··· RECORDED DATA ···

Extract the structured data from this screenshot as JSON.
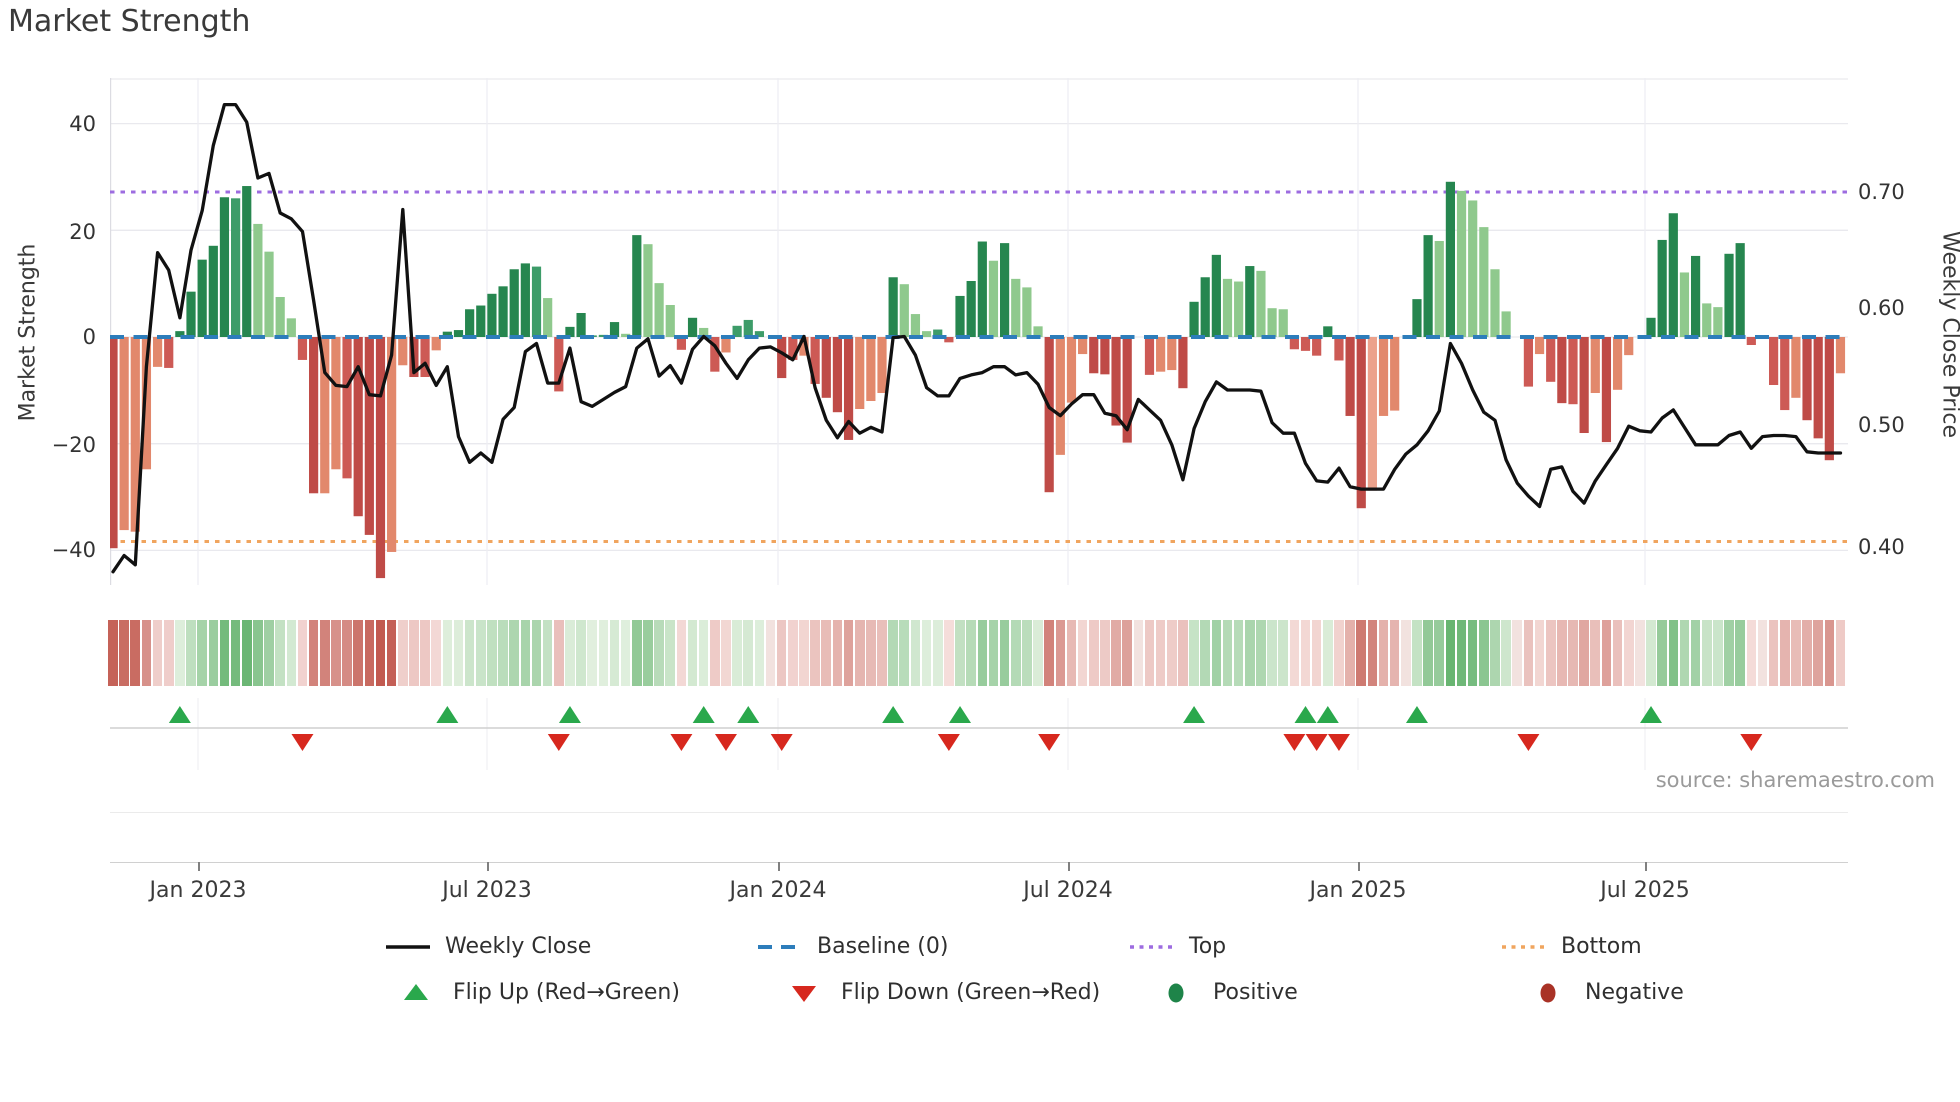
{
  "title": "Market Strength",
  "source": "source: sharemaestro.com",
  "axes": {
    "left_label": "Market Strength",
    "right_label": "Weekly Close Price",
    "left_ticks": [
      "40",
      "20",
      "0",
      "−20",
      "−40"
    ],
    "right_ticks": [
      "0.70",
      "0.60",
      "0.50",
      "0.40"
    ],
    "x_ticks": [
      "Jan 2023",
      "Jul 2023",
      "Jan 2024",
      "Jul 2024",
      "Jan 2025",
      "Jul 2025"
    ]
  },
  "legend": {
    "weekly_close": "Weekly Close",
    "baseline": "Baseline (0)",
    "top": "Top",
    "bottom": "Bottom",
    "flip_up": "Flip Up (Red→Green)",
    "flip_down": "Flip Down (Green→Red)",
    "positive": "Positive",
    "negative": "Negative"
  },
  "colors": {
    "line": "#111111",
    "baseline": "#2d7dbb",
    "top_line": "#9d6ce0",
    "bottom_line": "#f0a55f",
    "flip_up": "#2aa84c",
    "flip_down": "#d7281e",
    "positive_dot": "#1e8449",
    "negative_dot": "#a93226",
    "grid": "#e9e9ee",
    "bar_palette": {
      "dr": "#bf4b47",
      "r": "#cd5a55",
      "s": "#e2886c",
      "ls": "#eca28c",
      "dg": "#26864f",
      "g": "#3d9c69",
      "lg": "#8fc98d",
      "none": "#ffffff"
    }
  },
  "chart_data": {
    "type": "bar+line",
    "title": "Market Strength",
    "x_start_date": "2022-11-07",
    "x_interval": "weekly",
    "n_weeks": 156,
    "left_axis": {
      "label": "Market Strength",
      "lim": [
        -46.5,
        48.6
      ],
      "gridlines": [
        40,
        20,
        0,
        -20,
        -40
      ]
    },
    "right_axis": {
      "label": "Weekly Close Price",
      "lim": [
        0.363,
        0.798
      ],
      "ticks": [
        0.7,
        0.6,
        0.5,
        0.4
      ]
    },
    "baseline_value": 0,
    "top_level": {
      "price": 0.7,
      "strength_equiv": 27.3
    },
    "bottom_level": {
      "price": 0.4,
      "strength_equiv": -38.4
    },
    "bar_values": [
      -39.6,
      -36.2,
      -36.5,
      -24.8,
      -5.6,
      -5.8,
      1.1,
      8.5,
      14.5,
      17.1,
      26.2,
      26.0,
      28.3,
      21.2,
      16.0,
      7.5,
      3.5,
      -4.3,
      -29.3,
      -29.3,
      -24.8,
      -26.5,
      -33.6,
      -37.1,
      -45.2,
      -40.3,
      -5.3,
      -7.5,
      -7.5,
      -2.5,
      1.0,
      1.3,
      5.2,
      5.9,
      8.1,
      9.5,
      12.7,
      13.8,
      13.2,
      7.3,
      -10.2,
      1.9,
      4.5,
      0.3,
      0.4,
      2.8,
      0.6,
      19.1,
      17.4,
      10.1,
      6.0,
      -2.4,
      3.6,
      1.7,
      -6.5,
      -2.9,
      2.1,
      3.2,
      1.1,
      0,
      -7.7,
      -4.3,
      -3.5,
      -8.8,
      -11.4,
      -14.1,
      -19.3,
      -13.5,
      -12.0,
      -10.5,
      11.2,
      9.9,
      4.3,
      1.1,
      1.4,
      -1.0,
      7.7,
      10.5,
      17.9,
      14.3,
      17.6,
      10.9,
      9.3,
      2.0,
      -29.1,
      -22.1,
      -12.3,
      -3.2,
      -6.8,
      -7.0,
      -16.6,
      -19.8,
      0,
      -7.1,
      -6.5,
      -6.2,
      -9.6,
      6.6,
      11.2,
      15.4,
      10.9,
      10.4,
      13.3,
      12.4,
      5.4,
      5.2,
      -2.3,
      -2.6,
      -3.5,
      2.0,
      -4.4,
      -14.8,
      -32.1,
      -28.8,
      -14.8,
      -13.8,
      0,
      7.1,
      19.1,
      18.0,
      29.1,
      27.4,
      25.6,
      20.6,
      12.7,
      4.8,
      0,
      -9.3,
      -3.2,
      -8.4,
      -12.4,
      -12.6,
      -18.0,
      -10.5,
      -19.7,
      -9.9,
      -3.4,
      0,
      3.6,
      18.2,
      23.2,
      12.1,
      15.2,
      6.3,
      5.6,
      15.6,
      17.6,
      -1.5,
      0,
      -9.0,
      -13.7,
      -11.4,
      -15.6,
      -19.0,
      -23.1,
      -6.8
    ],
    "bar_colors": [
      "dr",
      "s",
      "s",
      "s",
      "s",
      "r",
      "dg",
      "dg",
      "dg",
      "dg",
      "dg",
      "g",
      "dg",
      "lg",
      "lg",
      "lg",
      "lg",
      "r",
      "dr",
      "s",
      "s",
      "r",
      "dr",
      "dr",
      "dr",
      "s",
      "s",
      "dr",
      "r",
      "s",
      "dg",
      "dg",
      "dg",
      "dg",
      "dg",
      "dg",
      "dg",
      "dg",
      "g",
      "lg",
      "r",
      "dg",
      "dg",
      "g",
      "g",
      "dg",
      "lg",
      "dg",
      "lg",
      "lg",
      "lg",
      "r",
      "dg",
      "lg",
      "r",
      "s",
      "g",
      "g",
      "g",
      "none",
      "dr",
      "r",
      "s",
      "r",
      "dr",
      "dr",
      "dr",
      "s",
      "s",
      "s",
      "dg",
      "lg",
      "lg",
      "lg",
      "g",
      "r",
      "dg",
      "dg",
      "dg",
      "lg",
      "dg",
      "lg",
      "lg",
      "lg",
      "dr",
      "s",
      "s",
      "s",
      "dr",
      "dr",
      "dr",
      "dr",
      "none",
      "r",
      "s",
      "s",
      "dr",
      "dg",
      "dg",
      "dg",
      "lg",
      "lg",
      "dg",
      "lg",
      "lg",
      "lg",
      "r",
      "r",
      "r",
      "dg",
      "r",
      "dr",
      "dr",
      "ls",
      "s",
      "s",
      "none",
      "dg",
      "dg",
      "lg",
      "dg",
      "lg",
      "lg",
      "lg",
      "lg",
      "lg",
      "none",
      "r",
      "s",
      "r",
      "dr",
      "r",
      "dr",
      "s",
      "dr",
      "s",
      "s",
      "none",
      "dg",
      "dg",
      "dg",
      "lg",
      "dg",
      "lg",
      "lg",
      "dg",
      "dg",
      "r",
      "none",
      "r",
      "r",
      "s",
      "dr",
      "dr",
      "dr",
      "s"
    ],
    "line_prices": [
      0.374,
      0.388,
      0.38,
      0.55,
      0.648,
      0.633,
      0.592,
      0.65,
      0.684,
      0.74,
      0.775,
      0.775,
      0.76,
      0.712,
      0.716,
      0.682,
      0.677,
      0.666,
      0.607,
      0.545,
      0.534,
      0.533,
      0.55,
      0.526,
      0.525,
      0.56,
      0.685,
      0.545,
      0.553,
      0.534,
      0.55,
      0.49,
      0.468,
      0.476,
      0.468,
      0.505,
      0.515,
      0.563,
      0.57,
      0.536,
      0.536,
      0.566,
      0.52,
      0.516,
      0.522,
      0.528,
      0.533,
      0.566,
      0.574,
      0.542,
      0.551,
      0.536,
      0.565,
      0.576,
      0.568,
      0.553,
      0.54,
      0.556,
      0.566,
      0.567,
      0.562,
      0.556,
      0.576,
      0.532,
      0.504,
      0.489,
      0.503,
      0.493,
      0.498,
      0.494,
      0.575,
      0.576,
      0.56,
      0.532,
      0.525,
      0.525,
      0.54,
      0.543,
      0.545,
      0.55,
      0.55,
      0.543,
      0.545,
      0.535,
      0.515,
      0.508,
      0.518,
      0.526,
      0.526,
      0.51,
      0.508,
      0.496,
      0.522,
      0.513,
      0.504,
      0.483,
      0.453,
      0.497,
      0.52,
      0.537,
      0.53,
      0.53,
      0.53,
      0.529,
      0.502,
      0.493,
      0.493,
      0.467,
      0.452,
      0.451,
      0.463,
      0.447,
      0.445,
      0.445,
      0.445,
      0.462,
      0.475,
      0.483,
      0.495,
      0.512,
      0.57,
      0.553,
      0.53,
      0.511,
      0.504,
      0.47,
      0.45,
      0.439,
      0.43,
      0.462,
      0.464,
      0.443,
      0.433,
      0.452,
      0.466,
      0.48,
      0.499,
      0.495,
      0.494,
      0.506,
      0.513,
      0.498,
      0.483,
      0.483,
      0.483,
      0.491,
      0.494,
      0.48,
      0.49,
      0.491,
      0.491,
      0.49,
      0.477,
      0.476,
      0.476,
      0.476
    ],
    "flip_up_weeks": [
      7,
      31,
      42,
      54,
      58,
      71,
      77,
      98,
      108,
      110,
      118,
      139
    ],
    "flip_down_weeks": [
      18,
      41,
      52,
      56,
      61,
      76,
      85,
      107,
      109,
      111,
      128,
      148
    ],
    "legend_entries": [
      "Weekly Close",
      "Baseline (0)",
      "Top",
      "Bottom",
      "Flip Up (Red→Green)",
      "Flip Down (Green→Red)",
      "Positive",
      "Negative"
    ]
  }
}
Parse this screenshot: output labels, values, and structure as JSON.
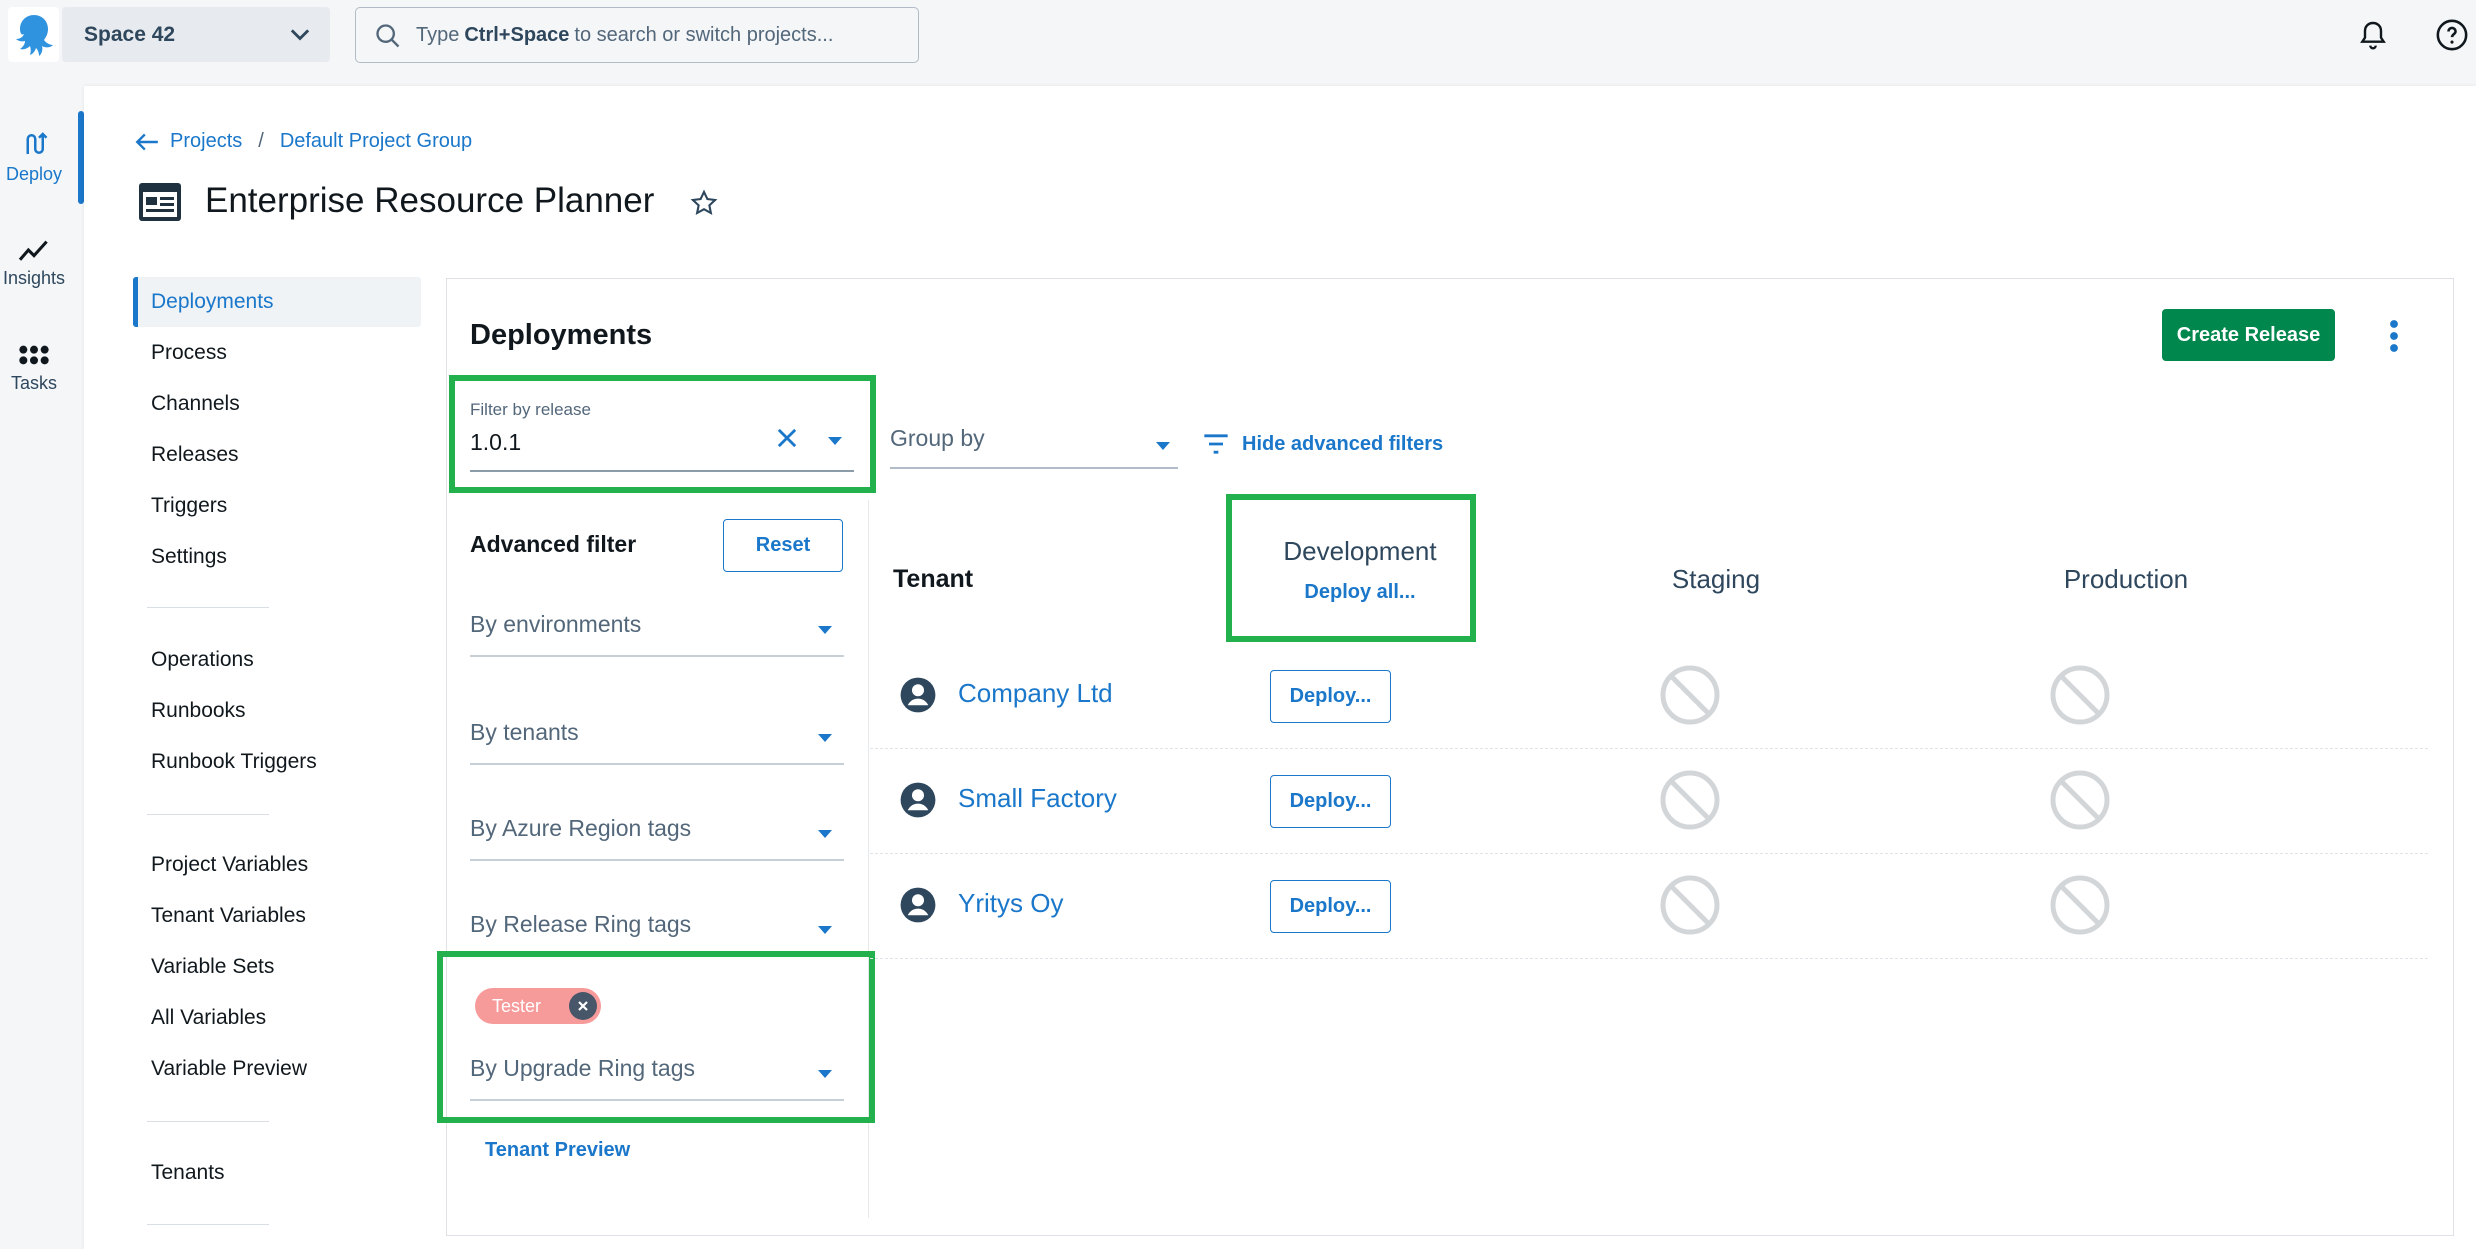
{
  "topbar": {
    "space_name": "Space 42",
    "search_prefix": "Type",
    "search_shortcut": "Ctrl+Space",
    "search_suffix": "to search or switch projects..."
  },
  "rail": {
    "items": [
      {
        "label": "Deploy",
        "icon": "deploy-icon",
        "active": true
      },
      {
        "label": "Insights",
        "icon": "insights-chart-icon",
        "active": false
      },
      {
        "label": "Tasks",
        "icon": "tasks-grid-icon",
        "active": false
      }
    ]
  },
  "breadcrumb": {
    "back": "Projects",
    "separator": "/",
    "group": "Default Project Group"
  },
  "project": {
    "title": "Enterprise Resource Planner"
  },
  "sidenav": {
    "items": [
      {
        "label": "Deployments",
        "active": true
      },
      {
        "label": "Process"
      },
      {
        "label": "Channels"
      },
      {
        "label": "Releases"
      },
      {
        "label": "Triggers"
      },
      {
        "label": "Settings"
      },
      {
        "label": "Operations"
      },
      {
        "label": "Runbooks"
      },
      {
        "label": "Runbook Triggers"
      },
      {
        "label": "Project Variables"
      },
      {
        "label": "Tenant Variables"
      },
      {
        "label": "Variable Sets"
      },
      {
        "label": "All Variables"
      },
      {
        "label": "Variable Preview"
      },
      {
        "label": "Tenants"
      }
    ]
  },
  "deployments": {
    "title": "Deployments",
    "create_release": "Create Release",
    "filter_release": {
      "label": "Filter by release",
      "value": "1.0.1"
    },
    "group_by": "Group by",
    "hide_filters": "Hide advanced filters",
    "advanced": {
      "title": "Advanced filter",
      "reset": "Reset",
      "selects": [
        "By environments",
        "By tenants",
        "By Azure Region tags",
        "By Release Ring tags",
        "By Upgrade Ring tags"
      ],
      "chip": "Tester",
      "tenant_preview": "Tenant Preview"
    },
    "table": {
      "tenant_header": "Tenant",
      "environments": [
        "Development",
        "Staging",
        "Production"
      ],
      "deploy_all": "Deploy all...",
      "deploy_label": "Deploy...",
      "rows": [
        {
          "tenant": "Company Ltd"
        },
        {
          "tenant": "Small Factory"
        },
        {
          "tenant": "Yritys Oy"
        }
      ]
    }
  },
  "colors": {
    "accent": "#1a77ca",
    "primary_button": "#00874d",
    "highlight": "#22b14c",
    "chip": "#f79a9a"
  }
}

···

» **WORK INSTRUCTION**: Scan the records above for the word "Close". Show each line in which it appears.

» **OUTPUT BELOW**:
    "right_label": "Weekly Close Price",
    "weekly_close": "Weekly Close",
      "label": "Weekly Close Price",
      "Weekly Close",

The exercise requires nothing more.